Erdman jumped $90,000 bail in Switzerland last year, moved to San Francisco while awaiting trial (he was sentenced in absentia to nine years) and has now made another killing in the literary marketplace. His second novel, The Silver Bears, sold 50,000 copies in the first month and raked in $500,000 in paperback and movie rights.
For the elegant looking, 42-year-old Erdman, fiction is very much a second career. After taking a Ph.D. in economics at the University of Basel in Switzerland, he worked for the European Coal and Steel Community and the Stanford Research Institute. At the age of 31, he had the bright idea of opening an American-owned bank in Switzerland that would combine go-go management with advantageous Swiss banking regulations. The bank’s assets rocketed from $3.1 million in 1966 to over $49 million by 1969, when the United California Bank, one of the 15 largest in the U.S., bought up Erdman’s booming institution for about $12 million. He continued to run it.
From then on its corporate history reads like one of Erdman’s plots. The bank’s commodities department took a beating in silver when the price dropped. To recoup the loss, it bought, he says, about “one half of the cocoa in the world.” When cocoa went sour, the bank lost somewhere between $40 million and $66 million.
Swiss authorities, who regard their banks as inviolable as the church, jailed Erdman and six other bank officers. At the time Erdman sheepishly owned up to some fault in the fiasco. But now, socked with a $50 million lawsuit from United California Bank, he blames his former underlings.
Meanwhile Erdman passes the time relaxing with his family at their isolated Marin County retreat near San Francisco, promoting The Silver Bears, and writing a new novel with the grim working title of The Crash of ’79. It is an event he claims could be touched off by the Arabs, “a thin but well-educated elite controlling the biggest pile of dough in the universe.”
Now and then he gives lectures on such “academic” financial topics as the worldwide economic situation. “People want to grasp what’s going on so they can manage things themselves instead of relying on their dummy stockbrokers,” he says.
Aside from cashing royalty checks, though, Erdman says he is finished with the funny-money game. “It’s a world of strong men wielding power in terms of money.
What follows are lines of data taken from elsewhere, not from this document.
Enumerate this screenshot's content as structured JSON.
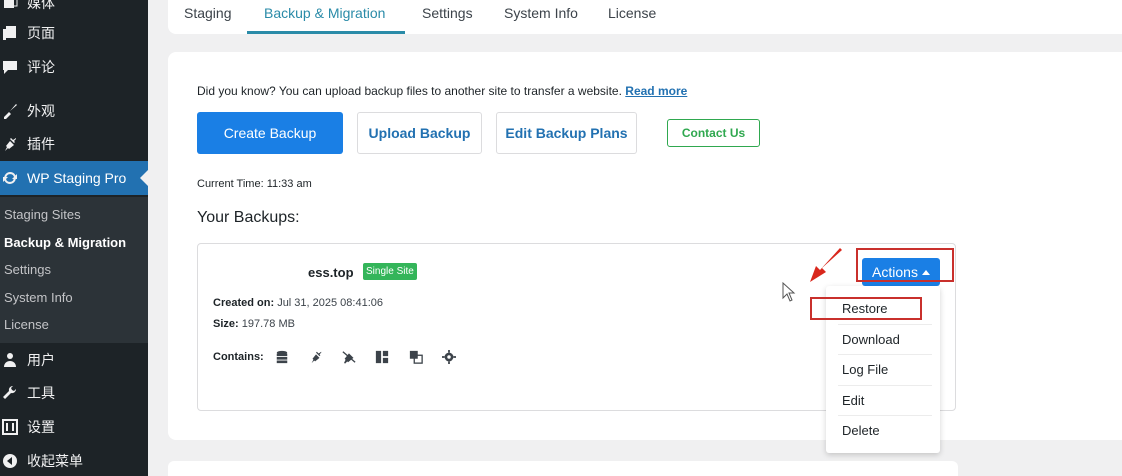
{
  "sidebar": {
    "menu": [
      {
        "label": "媒体",
        "icon": "media-icon"
      },
      {
        "label": "页面",
        "icon": "pages-icon"
      },
      {
        "label": "评论",
        "icon": "comments-icon"
      },
      {
        "label": "外观",
        "icon": "appearance-icon"
      },
      {
        "label": "插件",
        "icon": "plugins-icon"
      },
      {
        "label": "WP Staging Pro",
        "icon": "sync-icon"
      },
      {
        "label": "用户",
        "icon": "users-icon"
      },
      {
        "label": "工具",
        "icon": "tools-icon"
      },
      {
        "label": "设置",
        "icon": "settings-icon"
      },
      {
        "label": "收起菜单",
        "icon": "collapse-icon"
      }
    ],
    "submenu": [
      "Staging Sites",
      "Backup & Migration",
      "Settings",
      "System Info",
      "License"
    ]
  },
  "tabs": [
    "Staging",
    "Backup & Migration",
    "Settings",
    "System Info",
    "License"
  ],
  "main": {
    "tip_text": "Did you know? You can upload backup files to another site to transfer a website.",
    "tip_link": "Read more",
    "buttons": {
      "create": "Create Backup",
      "upload": "Upload Backup",
      "edit_plans": "Edit Backup Plans",
      "contact": "Contact Us"
    },
    "current_time_label": "Current Time:",
    "current_time_value": "11:33 am",
    "your_backups": "Your Backups:"
  },
  "backup": {
    "site": "ess.top",
    "badge": "Single Site",
    "created_label": "Created on:",
    "created_value": "Jul 31, 2025 08:41:06",
    "size_label": "Size:",
    "size_value": "197.78 MB",
    "contains_label": "Contains:",
    "contains_icons": [
      "database-icon",
      "plugins-icon",
      "mu-plugins-icon",
      "themes-icon",
      "media-icon",
      "settings-icon"
    ]
  },
  "actions": {
    "label": "Actions",
    "items": [
      "Restore",
      "Download",
      "Log File",
      "Edit",
      "Delete"
    ]
  },
  "colors": {
    "sidebar_bg": "#1d2327",
    "active_menu": "#2271b1",
    "primary_button": "#1a7fe5",
    "accent_tab": "#2a8ba8",
    "badge_green": "#34b55a",
    "annotation_red": "#c9302c"
  }
}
It is filled with people totally devoid of any humor. I like being responsible only to myself.”